(Data about app and page elements)
____

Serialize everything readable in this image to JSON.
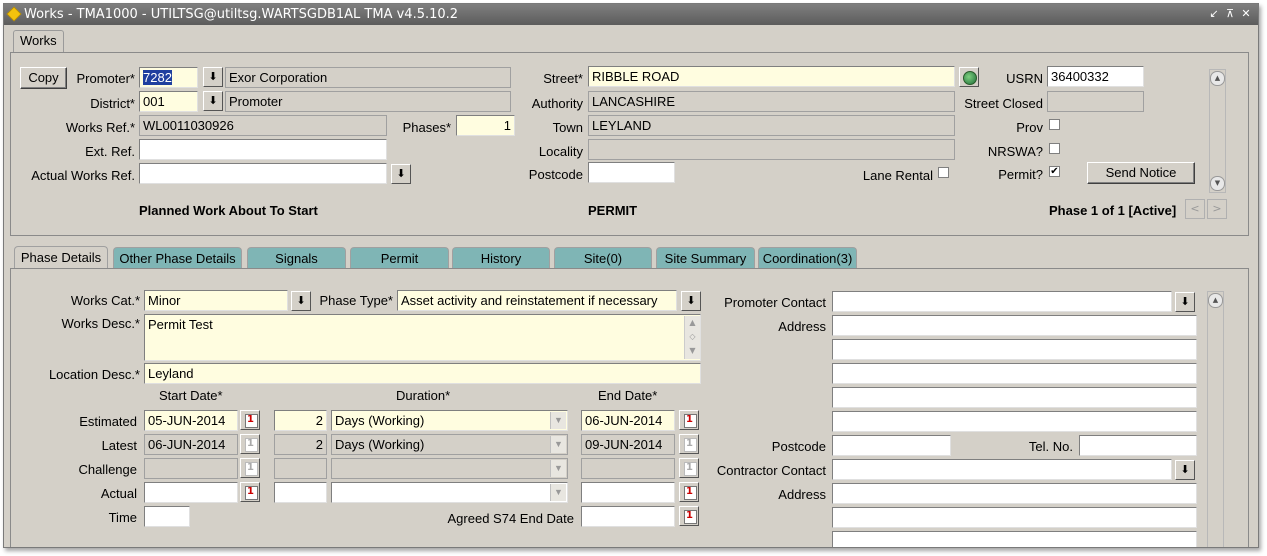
{
  "window": {
    "title": "Works - TMA1000 - UTILTSG@utiltsg.WARTSGDB1AL TMA v4.5.10.2",
    "title_buttons": [
      "↙",
      "⊼",
      "✕"
    ]
  },
  "top_tab": "Works",
  "header": {
    "copy_button": "Copy",
    "promoter_label": "Promoter*",
    "promoter_code": "7282",
    "promoter_name": "Exor Corporation",
    "district_label": "District*",
    "district_code": "001",
    "district_name": "Promoter",
    "works_ref_label": "Works Ref.*",
    "works_ref": "WL0011030926",
    "phases_label": "Phases*",
    "phases": "1",
    "ext_ref_label": "Ext. Ref.",
    "ext_ref": "",
    "actual_works_ref_label": "Actual Works Ref.",
    "actual_works_ref": "",
    "street_label": "Street*",
    "street": "RIBBLE ROAD",
    "authority_label": "Authority",
    "authority": "LANCASHIRE",
    "town_label": "Town",
    "town": "LEYLAND",
    "locality_label": "Locality",
    "locality": "",
    "postcode_label": "Postcode",
    "postcode": "",
    "lane_rental_label": "Lane Rental",
    "usrn_label": "USRN",
    "usrn": "36400332",
    "street_closed_label": "Street Closed",
    "street_closed": "",
    "prov_label": "Prov",
    "nrswa_label": "NRSWA?",
    "permit_label": "Permit?",
    "permit_checked": "✔",
    "send_notice_button": "Send Notice",
    "status_left": "Planned Work About To Start",
    "status_mid": "PERMIT",
    "status_right": "Phase 1 of 1 [Active]",
    "nav_prev": "<",
    "nav_next": ">"
  },
  "tabs": [
    {
      "label": "Phase Details"
    },
    {
      "label": "Other Phase Details"
    },
    {
      "label": "Signals"
    },
    {
      "label": "Permit"
    },
    {
      "label": "History"
    },
    {
      "label": "Site(0)"
    },
    {
      "label": "Site Summary"
    },
    {
      "label": "Coordination(3)"
    }
  ],
  "phase": {
    "works_cat_label": "Works Cat.*",
    "works_cat": "Minor",
    "phase_type_label": "Phase Type*",
    "phase_type": "Asset activity and reinstatement if necessary",
    "works_desc_label": "Works Desc.*",
    "works_desc": "Permit Test",
    "location_desc_label": "Location Desc.*",
    "location_desc": "Leyland",
    "col_start": "Start Date*",
    "col_duration": "Duration*",
    "col_end": "End Date*",
    "rows": {
      "estimated": {
        "label": "Estimated",
        "start": "05-JUN-2014",
        "num": "2",
        "unit": "Days (Working)",
        "end": "06-JUN-2014"
      },
      "latest": {
        "label": "Latest",
        "start": "06-JUN-2014",
        "num": "2",
        "unit": "Days (Working)",
        "end": "09-JUN-2014"
      },
      "challenge": {
        "label": "Challenge",
        "start": "",
        "num": "",
        "unit": "",
        "end": ""
      },
      "actual": {
        "label": "Actual",
        "start": "",
        "num": "",
        "unit": "",
        "end": ""
      }
    },
    "time_label": "Time",
    "time": "",
    "agreed_label": "Agreed S74 End Date",
    "agreed": "",
    "promoter_contact_label": "Promoter Contact",
    "address_label": "Address",
    "postcode_label": "Postcode",
    "tel_label": "Tel. No.",
    "contractor_contact_label": "Contractor Contact",
    "address2_label": "Address"
  }
}
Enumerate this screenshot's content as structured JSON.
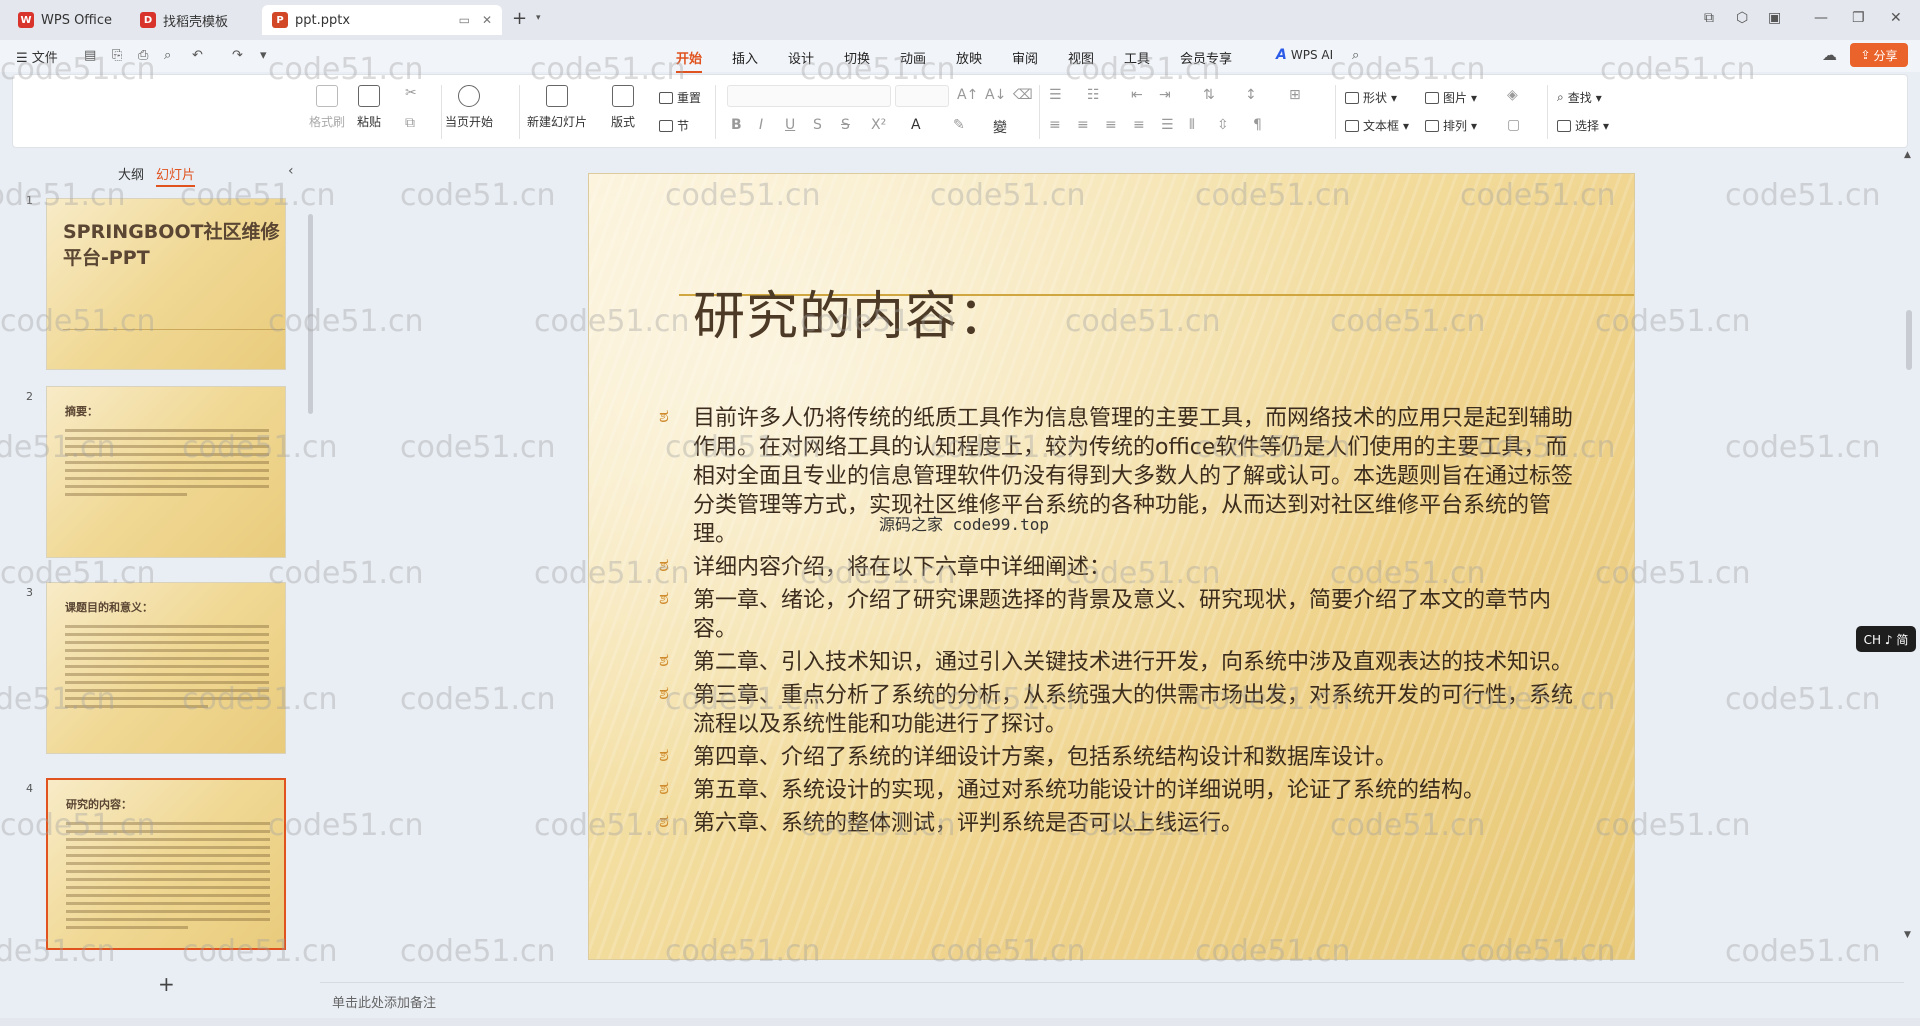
{
  "tabs": [
    {
      "label": "WPS Office",
      "active": false
    },
    {
      "label": "找稻壳模板",
      "active": false
    },
    {
      "label": "ppt.pptx",
      "active": true
    }
  ],
  "menu": {
    "file_label": "文件",
    "ribbon_tabs": [
      "开始",
      "插入",
      "设计",
      "切换",
      "动画",
      "放映",
      "审阅",
      "视图",
      "工具",
      "会员专享"
    ],
    "active_tab": "开始",
    "wps_ai": "WPS AI",
    "share": "分享"
  },
  "ribbon": {
    "format_painter": "格式刷",
    "paste": "粘贴",
    "from_current": "当页开始",
    "new_slide": "新建幻灯片",
    "layout": "版式",
    "reset": "重置",
    "section": "节",
    "shape": "形状",
    "picture": "图片",
    "find": "查找",
    "textbox": "文本框",
    "arrange": "排列",
    "select": "选择"
  },
  "left_pane": {
    "outline_tab": "大纲",
    "slides_tab": "幻灯片",
    "thumbnails": [
      {
        "num": "1",
        "title": "SPRINGBOOT社区维修平台-PPT"
      },
      {
        "num": "2",
        "title": "摘要："
      },
      {
        "num": "3",
        "title": "课题目的和意义："
      },
      {
        "num": "4",
        "title": "研究的内容："
      }
    ]
  },
  "slide": {
    "title": "研究的内容：",
    "bullets": [
      "目前许多人仍将传统的纸质工具作为信息管理的主要工具，而网络技术的应用只是起到辅助作用。在对网络工具的认知程度上，较为传统的office软件等仍是人们使用的主要工具，而相对全面且专业的信息管理软件仍没有得到大多数人的了解或认可。本选题则旨在通过标签分类管理等方式，实现社区维修平台系统的各种功能，从而达到对社区维修平台系统的管理。",
      "详细内容介绍，将在以下六章中详细阐述：",
      "第一章、绪论，介绍了研究课题选择的背景及意义、研究现状，简要介绍了本文的章节内容。",
      "第二章、引入技术知识，通过引入关键技术进行开发，向系统中涉及直观表达的技术知识。",
      "第三章、重点分析了系统的分析，从系统强大的供需市场出发，对系统开发的可行性，系统流程以及系统性能和功能进行了探讨。",
      "第四章、介绍了系统的详细设计方案，包括系统结构设计和数据库设计。",
      "第五章、系统设计的实现，通过对系统功能设计的详细说明，论证了系统的结构。",
      "第六章、系统的整体测试，评判系统是否可以上线运行。"
    ],
    "overlay_text": "源码之家 code99.top"
  },
  "ime_indicator": "CH ♪ 简",
  "notes_placeholder": "单击此处添加备注",
  "watermark_text": "code51.cn",
  "colors": {
    "accent": "#e0531f",
    "share": "#e9632a",
    "slide_title": "#4d3a26"
  }
}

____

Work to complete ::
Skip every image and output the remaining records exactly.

Task solution ::
Serialize everything readable in this image to JSON.
{
  "window": {
    "title": "Works - TMA1000 - UTILTSG@utiltsg.WARTSGDB1AL TMA v4.5.10.2",
    "title_buttons": [
      "↙",
      "⊼",
      "✕"
    ]
  },
  "top_tab": "Works",
  "header": {
    "copy_button": "Copy",
    "promoter_label": "Promoter*",
    "promoter_code": "7282",
    "promoter_name": "Exor Corporation",
    "district_label": "District*",
    "district_code": "001",
    "district_name": "Promoter",
    "works_ref_label": "Works Ref.*",
    "works_ref": "WL0011030926",
    "phases_label": "Phases*",
    "phases": "1",
    "ext_ref_label": "Ext. Ref.",
    "ext_ref": "",
    "actual_works_ref_label": "Actual Works Ref.",
    "actual_works_ref": "",
    "street_label": "Street*",
    "street": "RIBBLE ROAD",
    "authority_label": "Authority",
    "authority": "LANCASHIRE",
    "town_label": "Town",
    "town": "LEYLAND",
    "locality_label": "Locality",
    "locality": "",
    "postcode_label": "Postcode",
    "postcode": "",
    "lane_rental_label": "Lane Rental",
    "usrn_label": "USRN",
    "usrn": "36400332",
    "street_closed_label": "Street Closed",
    "street_closed": "",
    "prov_label": "Prov",
    "nrswa_label": "NRSWA?",
    "permit_label": "Permit?",
    "permit_checked": "✔",
    "send_notice_button": "Send Notice",
    "status_left": "Planned Work About To Start",
    "status_mid": "PERMIT",
    "status_right": "Phase 1 of 1 [Active]",
    "nav_prev": "<",
    "nav_next": ">"
  },
  "tabs": [
    {
      "label": "Phase Details"
    },
    {
      "label": "Other Phase Details"
    },
    {
      "label": "Signals"
    },
    {
      "label": "Permit"
    },
    {
      "label": "History"
    },
    {
      "label": "Site(0)"
    },
    {
      "label": "Site Summary"
    },
    {
      "label": "Coordination(3)"
    }
  ],
  "phase": {
    "works_cat_label": "Works Cat.*",
    "works_cat": "Minor",
    "phase_type_label": "Phase Type*",
    "phase_type": "Asset activity and reinstatement if necessary",
    "works_desc_label": "Works Desc.*",
    "works_desc": "Permit Test",
    "location_desc_label": "Location Desc.*",
    "location_desc": "Leyland",
    "col_start": "Start Date*",
    "col_duration": "Duration*",
    "col_end": "End Date*",
    "rows": {
      "estimated": {
        "label": "Estimated",
        "start": "05-JUN-2014",
        "num": "2",
        "unit": "Days (Working)",
        "end": "06-JUN-2014"
      },
      "latest": {
        "label": "Latest",
        "start": "06-JUN-2014",
        "num": "2",
        "unit": "Days (Working)",
        "end": "09-JUN-2014"
      },
      "challenge": {
        "label": "Challenge",
        "start": "",
        "num": "",
        "unit": "",
        "end": ""
      },
      "actual": {
        "label": "Actual",
        "start": "",
        "num": "",
        "unit": "",
        "end": ""
      }
    },
    "time_label": "Time",
    "time": "",
    "agreed_label": "Agreed S74 End Date",
    "agreed": "",
    "promoter_contact_label": "Promoter Contact",
    "address_label": "Address",
    "postcode_label": "Postcode",
    "tel_label": "Tel. No.",
    "contractor_contact_label": "Contractor Contact",
    "address2_label": "Address"
  }
}
Enumerate this screenshot's content as structured JSON.
{
  "tabs": [
    {
      "label": "WPS Office",
      "active": false
    },
    {
      "label": "找稻壳模板",
      "active": false
    },
    {
      "label": "ppt.pptx",
      "active": true
    }
  ],
  "menu": {
    "file_label": "文件",
    "ribbon_tabs": [
      "开始",
      "插入",
      "设计",
      "切换",
      "动画",
      "放映",
      "审阅",
      "视图",
      "工具",
      "会员专享"
    ],
    "active_tab": "开始",
    "wps_ai": "WPS AI",
    "share": "分享"
  },
  "ribbon": {
    "format_painter": "格式刷",
    "paste": "粘贴",
    "from_current": "当页开始",
    "new_slide": "新建幻灯片",
    "layout": "版式",
    "reset": "重置",
    "section": "节",
    "shape": "形状",
    "picture": "图片",
    "find": "查找",
    "textbox": "文本框",
    "arrange": "排列",
    "select": "选择"
  },
  "left_pane": {
    "outline_tab": "大纲",
    "slides_tab": "幻灯片",
    "thumbnails": [
      {
        "num": "1",
        "title": "SPRINGBOOT社区维修平台-PPT"
      },
      {
        "num": "2",
        "title": "摘要："
      },
      {
        "num": "3",
        "title": "课题目的和意义："
      },
      {
        "num": "4",
        "title": "研究的内容："
      }
    ]
  },
  "slide": {
    "title": "研究的内容：",
    "bullets": [
      "目前许多人仍将传统的纸质工具作为信息管理的主要工具，而网络技术的应用只是起到辅助作用。在对网络工具的认知程度上，较为传统的office软件等仍是人们使用的主要工具，而相对全面且专业的信息管理软件仍没有得到大多数人的了解或认可。本选题则旨在通过标签分类管理等方式，实现社区维修平台系统的各种功能，从而达到对社区维修平台系统的管理。",
      "详细内容介绍，将在以下六章中详细阐述：",
      "第一章、绪论，介绍了研究课题选择的背景及意义、研究现状，简要介绍了本文的章节内容。",
      "第二章、引入技术知识，通过引入关键技术进行开发，向系统中涉及直观表达的技术知识。",
      "第三章、重点分析了系统的分析，从系统强大的供需市场出发，对系统开发的可行性，系统流程以及系统性能和功能进行了探讨。",
      "第四章、介绍了系统的详细设计方案，包括系统结构设计和数据库设计。",
      "第五章、系统设计的实现，通过对系统功能设计的详细说明，论证了系统的结构。",
      "第六章、系统的整体测试，评判系统是否可以上线运行。"
    ],
    "overlay_text": "源码之家 code99.top"
  },
  "ime_indicator": "CH ♪ 简",
  "notes_placeholder": "单击此处添加备注",
  "watermark_text": "code51.cn",
  "colors": {
    "accent": "#e0531f",
    "share": "#e9632a",
    "slide_title": "#4d3a26"
  }
}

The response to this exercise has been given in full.